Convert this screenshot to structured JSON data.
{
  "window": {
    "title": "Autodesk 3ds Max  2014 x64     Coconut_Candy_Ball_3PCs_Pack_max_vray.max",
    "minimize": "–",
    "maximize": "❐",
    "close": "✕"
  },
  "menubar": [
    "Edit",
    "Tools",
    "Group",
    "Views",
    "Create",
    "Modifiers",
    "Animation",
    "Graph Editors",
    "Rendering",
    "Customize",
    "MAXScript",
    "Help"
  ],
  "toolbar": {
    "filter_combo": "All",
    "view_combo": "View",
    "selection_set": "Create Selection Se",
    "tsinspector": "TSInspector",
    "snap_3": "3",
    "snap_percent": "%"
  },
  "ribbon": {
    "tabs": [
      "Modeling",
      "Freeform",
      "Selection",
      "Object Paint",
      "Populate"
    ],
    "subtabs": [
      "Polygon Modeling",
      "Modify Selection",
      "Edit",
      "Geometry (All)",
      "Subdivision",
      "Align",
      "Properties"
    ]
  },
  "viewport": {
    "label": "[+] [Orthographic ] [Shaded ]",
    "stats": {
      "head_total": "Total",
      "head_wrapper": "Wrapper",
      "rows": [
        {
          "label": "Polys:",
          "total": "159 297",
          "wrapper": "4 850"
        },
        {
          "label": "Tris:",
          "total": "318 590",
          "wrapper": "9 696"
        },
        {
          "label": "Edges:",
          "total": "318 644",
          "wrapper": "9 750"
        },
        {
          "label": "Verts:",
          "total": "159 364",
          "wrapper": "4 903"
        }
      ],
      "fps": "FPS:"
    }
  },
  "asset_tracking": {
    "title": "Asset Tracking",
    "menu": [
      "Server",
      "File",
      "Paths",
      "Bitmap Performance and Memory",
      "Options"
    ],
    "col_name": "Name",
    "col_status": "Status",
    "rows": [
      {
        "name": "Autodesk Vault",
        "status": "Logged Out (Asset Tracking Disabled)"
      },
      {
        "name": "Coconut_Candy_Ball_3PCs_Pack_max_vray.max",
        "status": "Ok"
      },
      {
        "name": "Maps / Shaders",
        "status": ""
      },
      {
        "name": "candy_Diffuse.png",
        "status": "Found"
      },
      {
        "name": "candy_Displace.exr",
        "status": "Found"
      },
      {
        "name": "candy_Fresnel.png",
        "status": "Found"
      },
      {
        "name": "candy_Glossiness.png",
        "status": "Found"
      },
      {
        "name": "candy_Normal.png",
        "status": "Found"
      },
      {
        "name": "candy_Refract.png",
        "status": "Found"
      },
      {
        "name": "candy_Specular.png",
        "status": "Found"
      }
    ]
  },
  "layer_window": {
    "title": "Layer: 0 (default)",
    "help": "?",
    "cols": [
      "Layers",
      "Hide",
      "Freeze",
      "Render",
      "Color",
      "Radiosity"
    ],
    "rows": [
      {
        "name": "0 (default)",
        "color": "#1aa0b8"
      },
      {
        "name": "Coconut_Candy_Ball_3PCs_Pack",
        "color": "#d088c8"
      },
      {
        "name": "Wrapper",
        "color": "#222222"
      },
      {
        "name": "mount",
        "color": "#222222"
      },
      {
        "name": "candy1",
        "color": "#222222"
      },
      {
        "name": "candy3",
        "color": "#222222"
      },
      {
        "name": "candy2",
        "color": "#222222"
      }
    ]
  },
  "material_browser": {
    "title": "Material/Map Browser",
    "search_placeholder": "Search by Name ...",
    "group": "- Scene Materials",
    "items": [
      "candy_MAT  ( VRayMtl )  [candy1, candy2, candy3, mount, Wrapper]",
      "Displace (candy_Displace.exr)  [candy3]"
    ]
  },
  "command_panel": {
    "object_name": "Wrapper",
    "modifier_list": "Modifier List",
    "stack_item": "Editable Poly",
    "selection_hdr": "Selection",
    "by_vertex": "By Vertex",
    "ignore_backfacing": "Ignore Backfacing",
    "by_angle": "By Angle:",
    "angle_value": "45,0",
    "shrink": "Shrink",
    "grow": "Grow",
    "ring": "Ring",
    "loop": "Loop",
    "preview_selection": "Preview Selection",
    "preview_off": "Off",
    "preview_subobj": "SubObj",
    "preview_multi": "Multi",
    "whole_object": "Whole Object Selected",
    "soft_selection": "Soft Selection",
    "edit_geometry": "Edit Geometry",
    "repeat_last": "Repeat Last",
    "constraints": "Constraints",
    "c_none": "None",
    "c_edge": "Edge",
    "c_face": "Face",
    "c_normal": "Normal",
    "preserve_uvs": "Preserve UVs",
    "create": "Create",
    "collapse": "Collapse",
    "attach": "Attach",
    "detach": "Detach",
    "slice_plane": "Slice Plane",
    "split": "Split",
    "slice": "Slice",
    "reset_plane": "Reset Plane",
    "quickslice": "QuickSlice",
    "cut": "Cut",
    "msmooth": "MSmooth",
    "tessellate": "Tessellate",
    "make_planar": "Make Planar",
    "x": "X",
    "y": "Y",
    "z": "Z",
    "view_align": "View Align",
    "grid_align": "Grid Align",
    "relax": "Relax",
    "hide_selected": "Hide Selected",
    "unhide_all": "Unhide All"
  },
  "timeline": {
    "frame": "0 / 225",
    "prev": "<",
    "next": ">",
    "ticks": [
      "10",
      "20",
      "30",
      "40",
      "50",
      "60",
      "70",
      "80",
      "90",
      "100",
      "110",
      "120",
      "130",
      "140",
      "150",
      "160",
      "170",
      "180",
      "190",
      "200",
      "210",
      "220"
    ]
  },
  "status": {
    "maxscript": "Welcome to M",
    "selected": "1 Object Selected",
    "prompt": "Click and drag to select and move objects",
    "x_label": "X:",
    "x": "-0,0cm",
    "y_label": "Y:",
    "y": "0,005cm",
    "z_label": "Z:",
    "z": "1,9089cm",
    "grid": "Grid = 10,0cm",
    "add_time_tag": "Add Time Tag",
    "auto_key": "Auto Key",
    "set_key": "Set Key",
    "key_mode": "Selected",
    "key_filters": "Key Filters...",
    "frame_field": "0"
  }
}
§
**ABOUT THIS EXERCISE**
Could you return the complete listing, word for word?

**SOLUTION TO THE EXERCISE**
Convert this screenshot to structured JSON data.
{
  "window": {
    "title": "Autodesk 3ds Max  2014 x64     Coconut_Candy_Ball_3PCs_Pack_max_vray.max",
    "minimize": "–",
    "maximize": "❐",
    "close": "✕"
  },
  "menubar": [
    "Edit",
    "Tools",
    "Group",
    "Views",
    "Create",
    "Modifiers",
    "Animation",
    "Graph Editors",
    "Rendering",
    "Customize",
    "MAXScript",
    "Help"
  ],
  "toolbar": {
    "filter_combo": "All",
    "view_combo": "View",
    "selection_set": "Create Selection Se",
    "tsinspector": "TSInspector",
    "snap_3": "3",
    "snap_percent": "%"
  },
  "ribbon": {
    "tabs": [
      "Modeling",
      "Freeform",
      "Selection",
      "Object Paint",
      "Populate"
    ],
    "subtabs": [
      "Polygon Modeling",
      "Modify Selection",
      "Edit",
      "Geometry (All)",
      "Subdivision",
      "Align",
      "Properties"
    ]
  },
  "viewport": {
    "label": "[+] [Orthographic ] [Shaded ]",
    "stats": {
      "head_total": "Total",
      "head_wrapper": "Wrapper",
      "rows": [
        {
          "label": "Polys:",
          "total": "159 297",
          "wrapper": "4 850"
        },
        {
          "label": "Tris:",
          "total": "318 590",
          "wrapper": "9 696"
        },
        {
          "label": "Edges:",
          "total": "318 644",
          "wrapper": "9 750"
        },
        {
          "label": "Verts:",
          "total": "159 364",
          "wrapper": "4 903"
        }
      ],
      "fps": "FPS:"
    }
  },
  "asset_tracking": {
    "title": "Asset Tracking",
    "menu": [
      "Server",
      "File",
      "Paths",
      "Bitmap Performance and Memory",
      "Options"
    ],
    "col_name": "Name",
    "col_status": "Status",
    "rows": [
      {
        "name": "Autodesk Vault",
        "status": "Logged Out (Asset Tracking Disabled)"
      },
      {
        "name": "Coconut_Candy_Ball_3PCs_Pack_max_vray.max",
        "status": "Ok"
      },
      {
        "name": "Maps / Shaders",
        "status": ""
      },
      {
        "name": "candy_Diffuse.png",
        "status": "Found"
      },
      {
        "name": "candy_Displace.exr",
        "status": "Found"
      },
      {
        "name": "candy_Fresnel.png",
        "status": "Found"
      },
      {
        "name": "candy_Glossiness.png",
        "status": "Found"
      },
      {
        "name": "candy_Normal.png",
        "status": "Found"
      },
      {
        "name": "candy_Refract.png",
        "status": "Found"
      },
      {
        "name": "candy_Specular.png",
        "status": "Found"
      }
    ]
  },
  "layer_window": {
    "title": "Layer: 0 (default)",
    "help": "?",
    "cols": [
      "Layers",
      "Hide",
      "Freeze",
      "Render",
      "Color",
      "Radiosity"
    ],
    "rows": [
      {
        "name": "0 (default)",
        "color": "#1aa0b8"
      },
      {
        "name": "Coconut_Candy_Ball_3PCs_Pack",
        "color": "#d088c8"
      },
      {
        "name": "Wrapper",
        "color": "#222222"
      },
      {
        "name": "mount",
        "color": "#222222"
      },
      {
        "name": "candy1",
        "color": "#222222"
      },
      {
        "name": "candy3",
        "color": "#222222"
      },
      {
        "name": "candy2",
        "color": "#222222"
      }
    ]
  },
  "material_browser": {
    "title": "Material/Map Browser",
    "search_placeholder": "Search by Name ...",
    "group": "- Scene Materials",
    "items": [
      "candy_MAT  ( VRayMtl )  [candy1, candy2, candy3, mount, Wrapper]",
      "Displace (candy_Displace.exr)  [candy3]"
    ]
  },
  "command_panel": {
    "object_name": "Wrapper",
    "modifier_list": "Modifier List",
    "stack_item": "Editable Poly",
    "selection_hdr": "Selection",
    "by_vertex": "By Vertex",
    "ignore_backfacing": "Ignore Backfacing",
    "by_angle": "By Angle:",
    "angle_value": "45,0",
    "shrink": "Shrink",
    "grow": "Grow",
    "ring": "Ring",
    "loop": "Loop",
    "preview_selection": "Preview Selection",
    "preview_off": "Off",
    "preview_subobj": "SubObj",
    "preview_multi": "Multi",
    "whole_object": "Whole Object Selected",
    "soft_selection": "Soft Selection",
    "edit_geometry": "Edit Geometry",
    "repeat_last": "Repeat Last",
    "constraints": "Constraints",
    "c_none": "None",
    "c_edge": "Edge",
    "c_face": "Face",
    "c_normal": "Normal",
    "preserve_uvs": "Preserve UVs",
    "create": "Create",
    "collapse": "Collapse",
    "attach": "Attach",
    "detach": "Detach",
    "slice_plane": "Slice Plane",
    "split": "Split",
    "slice": "Slice",
    "reset_plane": "Reset Plane",
    "quickslice": "QuickSlice",
    "cut": "Cut",
    "msmooth": "MSmooth",
    "tessellate": "Tessellate",
    "make_planar": "Make Planar",
    "x": "X",
    "y": "Y",
    "z": "Z",
    "view_align": "View Align",
    "grid_align": "Grid Align",
    "relax": "Relax",
    "hide_selected": "Hide Selected",
    "unhide_all": "Unhide All"
  },
  "timeline": {
    "frame": "0 / 225",
    "prev": "<",
    "next": ">",
    "ticks": [
      "10",
      "20",
      "30",
      "40",
      "50",
      "60",
      "70",
      "80",
      "90",
      "100",
      "110",
      "120",
      "130",
      "140",
      "150",
      "160",
      "170",
      "180",
      "190",
      "200",
      "210",
      "220"
    ]
  },
  "status": {
    "maxscript": "Welcome to M",
    "selected": "1 Object Selected",
    "prompt": "Click and drag to select and move objects",
    "x_label": "X:",
    "x": "-0,0cm",
    "y_label": "Y:",
    "y": "0,005cm",
    "z_label": "Z:",
    "z": "1,9089cm",
    "grid": "Grid = 10,0cm",
    "add_time_tag": "Add Time Tag",
    "auto_key": "Auto Key",
    "set_key": "Set Key",
    "key_mode": "Selected",
    "key_filters": "Key Filters...",
    "frame_field": "0"
  }
}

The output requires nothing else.